*** Block opens ***

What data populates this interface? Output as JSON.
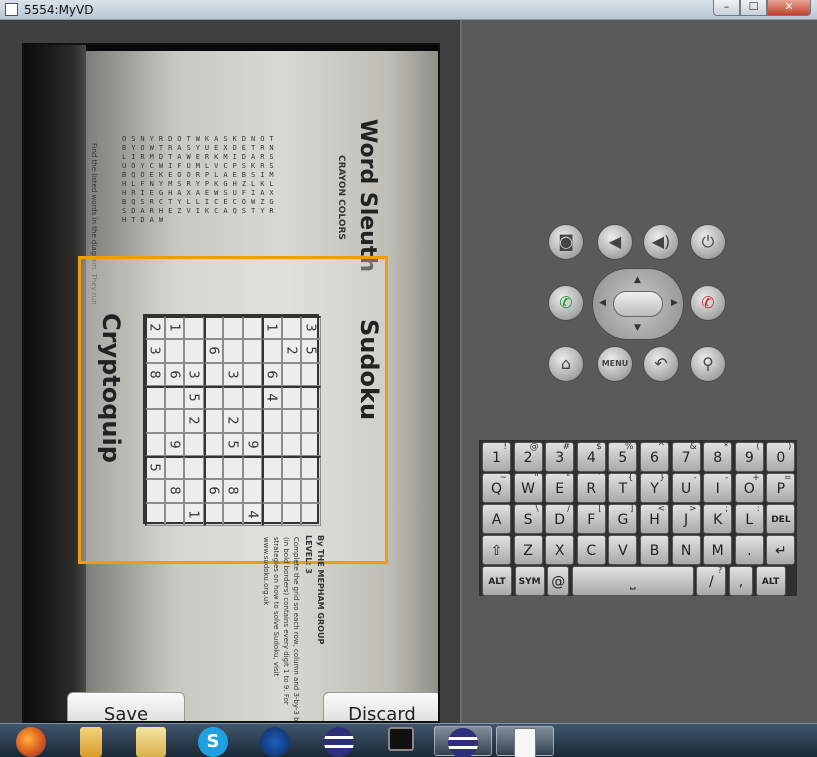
{
  "window": {
    "title": "5554:MyVD",
    "min_label": "–",
    "max_label": "☐",
    "close_label": "✕"
  },
  "photo": {
    "word_sleuth_title": "Word Sleuth",
    "word_sleuth_subtitle": "CRAYON COLORS",
    "sudoku_title": "Sudoku",
    "crypto_title": "Cryptoquip",
    "byline": "By THE MEPHAM GROUP",
    "level": "LEVEL: 3",
    "instructions": "Complete the grid so each row, column and 3-by-3 box (in bold borders) contains every digit 1 to 9. For strategies on how to solve Sudoku, visit www.sudoku.org.uk",
    "find_words": "Find the listed words in the diagram. They run",
    "letters": "OSNYRDOTWKASKDNOTBYOWTRASYUEXDETRNLIRMDTAWERKMIDARSUOYCWIFUMLVCPSKRSBQOEKEOORPLAEBSIMHLFNYMSRYPKGHZLKLHRIEGHAXAEWSUFIAXBQSRCTYLLICECOWZGSDARHEZVIKCAQSTYRHTDAW",
    "sudoku_cells": [
      {
        "r": 0,
        "c": 0,
        "v": "3"
      },
      {
        "r": 0,
        "c": 1,
        "v": "5"
      },
      {
        "r": 1,
        "c": 1,
        "v": "2"
      },
      {
        "r": 2,
        "c": 0,
        "v": "1"
      },
      {
        "r": 2,
        "c": 2,
        "v": "6"
      },
      {
        "r": 2,
        "c": 3,
        "v": "4"
      },
      {
        "r": 3,
        "c": 5,
        "v": "9"
      },
      {
        "r": 4,
        "c": 2,
        "v": "3"
      },
      {
        "r": 4,
        "c": 4,
        "v": "2"
      },
      {
        "r": 4,
        "c": 5,
        "v": "5"
      },
      {
        "r": 5,
        "c": 1,
        "v": "6"
      },
      {
        "r": 6,
        "c": 2,
        "v": "3"
      },
      {
        "r": 6,
        "c": 3,
        "v": "5"
      },
      {
        "r": 6,
        "c": 4,
        "v": "2"
      },
      {
        "r": 7,
        "c": 0,
        "v": "1"
      },
      {
        "r": 7,
        "c": 2,
        "v": "6"
      },
      {
        "r": 7,
        "c": 5,
        "v": "9"
      },
      {
        "r": 7,
        "c": 7,
        "v": "8"
      },
      {
        "r": 8,
        "c": 0,
        "v": "2"
      },
      {
        "r": 8,
        "c": 1,
        "v": "3"
      },
      {
        "r": 8,
        "c": 2,
        "v": "8"
      },
      {
        "r": 8,
        "c": 6,
        "v": "5"
      },
      {
        "r": 6,
        "c": 8,
        "v": "1"
      },
      {
        "r": 5,
        "c": 7,
        "v": "6"
      },
      {
        "r": 4,
        "c": 7,
        "v": "8"
      },
      {
        "r": 3,
        "c": 8,
        "v": "4"
      }
    ]
  },
  "buttons": {
    "save": "Save",
    "discard": "Discard"
  },
  "controls": {
    "menu_label": "MENU",
    "icons": [
      "camera-icon",
      "volume-down-icon",
      "volume-up-icon",
      "power-icon",
      "call-icon",
      "end-call-icon",
      "home-icon",
      "back-icon",
      "search-icon"
    ]
  },
  "keyboard": {
    "rows": [
      [
        [
          "1",
          "!"
        ],
        [
          "2",
          "@"
        ],
        [
          "3",
          "#"
        ],
        [
          "4",
          "$"
        ],
        [
          "5",
          "%"
        ],
        [
          "6",
          "^"
        ],
        [
          "7",
          "&"
        ],
        [
          "8",
          "*"
        ],
        [
          "9",
          "("
        ],
        [
          "0",
          ")"
        ]
      ],
      [
        [
          "Q",
          "~"
        ],
        [
          "W",
          "\""
        ],
        [
          "E",
          "\""
        ],
        [
          "R",
          "`"
        ],
        [
          "T",
          "{"
        ],
        [
          "Y",
          "}"
        ],
        [
          "U",
          "-"
        ],
        [
          "I",
          "-"
        ],
        [
          "O",
          "+"
        ],
        [
          "P",
          "="
        ]
      ],
      [
        [
          "A",
          ""
        ],
        [
          "S",
          "\\"
        ],
        [
          "D",
          "/"
        ],
        [
          "F",
          "["
        ],
        [
          "G",
          "]"
        ],
        [
          "H",
          "<"
        ],
        [
          "J",
          ">"
        ],
        [
          "K",
          ";"
        ],
        [
          "L",
          ":"
        ],
        [
          "DEL",
          ""
        ]
      ],
      [
        [
          "⇧",
          ""
        ],
        [
          "Z",
          ""
        ],
        [
          "X",
          ""
        ],
        [
          "C",
          ""
        ],
        [
          "V",
          ""
        ],
        [
          "B",
          ""
        ],
        [
          "N",
          ""
        ],
        [
          "M",
          ""
        ],
        [
          ".",
          ""
        ],
        [
          "↵",
          ""
        ]
      ],
      [
        [
          "ALT",
          ""
        ],
        [
          "SYM",
          ""
        ],
        [
          "@",
          ""
        ],
        [
          "⎵",
          ""
        ],
        [
          "/",
          "?"
        ],
        [
          ",",
          ""
        ],
        [
          "ALT",
          ""
        ]
      ]
    ]
  },
  "taskbar": {
    "items": [
      "firefox-icon",
      "folder-icon",
      "explorer-icon",
      "skype-icon",
      "network-icon",
      "eclipse-icon",
      "terminal-icon",
      "eclipse-icon-2",
      "notepad-icon"
    ]
  }
}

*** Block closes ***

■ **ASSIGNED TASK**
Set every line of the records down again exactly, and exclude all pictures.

■ **EXERCISE RESULT**
What data populates this interface? Output as JSON.
{
  "window": {
    "title": "5554:MyVD",
    "min_label": "–",
    "max_label": "☐",
    "close_label": "✕"
  },
  "photo": {
    "word_sleuth_title": "Word Sleuth",
    "word_sleuth_subtitle": "CRAYON COLORS",
    "sudoku_title": "Sudoku",
    "crypto_title": "Cryptoquip",
    "byline": "By THE MEPHAM GROUP",
    "level": "LEVEL: 3",
    "instructions": "Complete the grid so each row, column and 3-by-3 box (in bold borders) contains every digit 1 to 9. For strategies on how to solve Sudoku, visit www.sudoku.org.uk",
    "find_words": "Find the listed words in the diagram. They run",
    "letters": "OSNYRDOTWKASKDNOTBYOWTRASYUEXDETRNLIRMDTAWERKMIDARSUOYCWIFUMLVCPSKRSBQOEKEOORPLAEBSIMHLFNYMSRYPKGHZLKLHRIEGHAXAEWSUFIAXBQSRCTYLLICECOWZGSDARHEZVIKCAQSTYRHTDAW",
    "sudoku_cells": [
      {
        "r": 0,
        "c": 0,
        "v": "3"
      },
      {
        "r": 0,
        "c": 1,
        "v": "5"
      },
      {
        "r": 1,
        "c": 1,
        "v": "2"
      },
      {
        "r": 2,
        "c": 0,
        "v": "1"
      },
      {
        "r": 2,
        "c": 2,
        "v": "6"
      },
      {
        "r": 2,
        "c": 3,
        "v": "4"
      },
      {
        "r": 3,
        "c": 5,
        "v": "9"
      },
      {
        "r": 4,
        "c": 2,
        "v": "3"
      },
      {
        "r": 4,
        "c": 4,
        "v": "2"
      },
      {
        "r": 4,
        "c": 5,
        "v": "5"
      },
      {
        "r": 5,
        "c": 1,
        "v": "6"
      },
      {
        "r": 6,
        "c": 2,
        "v": "3"
      },
      {
        "r": 6,
        "c": 3,
        "v": "5"
      },
      {
        "r": 6,
        "c": 4,
        "v": "2"
      },
      {
        "r": 7,
        "c": 0,
        "v": "1"
      },
      {
        "r": 7,
        "c": 2,
        "v": "6"
      },
      {
        "r": 7,
        "c": 5,
        "v": "9"
      },
      {
        "r": 7,
        "c": 7,
        "v": "8"
      },
      {
        "r": 8,
        "c": 0,
        "v": "2"
      },
      {
        "r": 8,
        "c": 1,
        "v": "3"
      },
      {
        "r": 8,
        "c": 2,
        "v": "8"
      },
      {
        "r": 8,
        "c": 6,
        "v": "5"
      },
      {
        "r": 6,
        "c": 8,
        "v": "1"
      },
      {
        "r": 5,
        "c": 7,
        "v": "6"
      },
      {
        "r": 4,
        "c": 7,
        "v": "8"
      },
      {
        "r": 3,
        "c": 8,
        "v": "4"
      }
    ]
  },
  "buttons": {
    "save": "Save",
    "discard": "Discard"
  },
  "controls": {
    "menu_label": "MENU",
    "icons": [
      "camera-icon",
      "volume-down-icon",
      "volume-up-icon",
      "power-icon",
      "call-icon",
      "end-call-icon",
      "home-icon",
      "back-icon",
      "search-icon"
    ]
  },
  "keyboard": {
    "rows": [
      [
        [
          "1",
          "!"
        ],
        [
          "2",
          "@"
        ],
        [
          "3",
          "#"
        ],
        [
          "4",
          "$"
        ],
        [
          "5",
          "%"
        ],
        [
          "6",
          "^"
        ],
        [
          "7",
          "&"
        ],
        [
          "8",
          "*"
        ],
        [
          "9",
          "("
        ],
        [
          "0",
          ")"
        ]
      ],
      [
        [
          "Q",
          "~"
        ],
        [
          "W",
          "\""
        ],
        [
          "E",
          "\""
        ],
        [
          "R",
          "`"
        ],
        [
          "T",
          "{"
        ],
        [
          "Y",
          "}"
        ],
        [
          "U",
          "-"
        ],
        [
          "I",
          "-"
        ],
        [
          "O",
          "+"
        ],
        [
          "P",
          "="
        ]
      ],
      [
        [
          "A",
          ""
        ],
        [
          "S",
          "\\"
        ],
        [
          "D",
          "/"
        ],
        [
          "F",
          "["
        ],
        [
          "G",
          "]"
        ],
        [
          "H",
          "<"
        ],
        [
          "J",
          ">"
        ],
        [
          "K",
          ";"
        ],
        [
          "L",
          ":"
        ],
        [
          "DEL",
          ""
        ]
      ],
      [
        [
          "⇧",
          ""
        ],
        [
          "Z",
          ""
        ],
        [
          "X",
          ""
        ],
        [
          "C",
          ""
        ],
        [
          "V",
          ""
        ],
        [
          "B",
          ""
        ],
        [
          "N",
          ""
        ],
        [
          "M",
          ""
        ],
        [
          ".",
          ""
        ],
        [
          "↵",
          ""
        ]
      ],
      [
        [
          "ALT",
          ""
        ],
        [
          "SYM",
          ""
        ],
        [
          "@",
          ""
        ],
        [
          "⎵",
          ""
        ],
        [
          "/",
          "?"
        ],
        [
          ",",
          ""
        ],
        [
          "ALT",
          ""
        ]
      ]
    ]
  },
  "taskbar": {
    "items": [
      "firefox-icon",
      "folder-icon",
      "explorer-icon",
      "skype-icon",
      "network-icon",
      "eclipse-icon",
      "terminal-icon",
      "eclipse-icon-2",
      "notepad-icon"
    ]
  }
}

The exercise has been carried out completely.